I spent a summer in Fort Worth, Texas, where they define the difference between their fair city and their nearest neighbor as “Dallas is where the East peters out, and Fort Worth is where the West begins.” But there is also a climatological difference between the two places, with drier conditions at Fort Worth than in Dallas.

Climatologists have identified a climate boundary in Texas and the Central Plains that is related to what an article in Yale Environment 360 says is “the Rocky Mountains stopping moisture from the Pacific Ocean reaching farther inland, Atlantic winter storms bringing moisture to the eastern half of the U.S., and moisture from the Gulf of Mexico moving north and curving eastward during the summer months.” Historically, this boundary has been located right around the 100th longitude west, just to the west of Fort Worth. But recent studies have shown that this boundary has shifted about 140 miles east due to trends in temperature and rainfall that are making the Fort Worth area as well as other stations along that meridian drier. They don’t discuss it in this paper, but in the Northern Plains conditions are somewhat different, with moister conditions allowing farmers there to plant corn where in the past the climate was only suitable for wheat.

You can read the article at

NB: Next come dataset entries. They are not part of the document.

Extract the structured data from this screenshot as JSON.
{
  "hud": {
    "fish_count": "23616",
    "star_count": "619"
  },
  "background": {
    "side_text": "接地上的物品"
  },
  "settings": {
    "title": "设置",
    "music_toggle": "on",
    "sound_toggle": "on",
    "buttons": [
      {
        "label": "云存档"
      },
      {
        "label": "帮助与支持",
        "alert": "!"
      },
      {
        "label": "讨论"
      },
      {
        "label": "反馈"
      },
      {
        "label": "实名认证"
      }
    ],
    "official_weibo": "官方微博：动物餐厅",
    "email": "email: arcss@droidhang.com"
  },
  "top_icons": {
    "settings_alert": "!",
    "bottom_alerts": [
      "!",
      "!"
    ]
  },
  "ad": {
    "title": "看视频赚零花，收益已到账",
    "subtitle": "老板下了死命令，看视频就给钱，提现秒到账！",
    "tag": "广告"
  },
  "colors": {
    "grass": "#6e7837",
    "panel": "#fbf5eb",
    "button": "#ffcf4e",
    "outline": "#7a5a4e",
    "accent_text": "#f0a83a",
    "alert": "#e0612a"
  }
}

Climate change has moved the 100th meridian west climatic divide from its historical position (solid line) 140 miles eastward (dotted line) in recent decades. MODIFIED FROM SEAGER ET AL. EARTH INTERACTIONS, 2018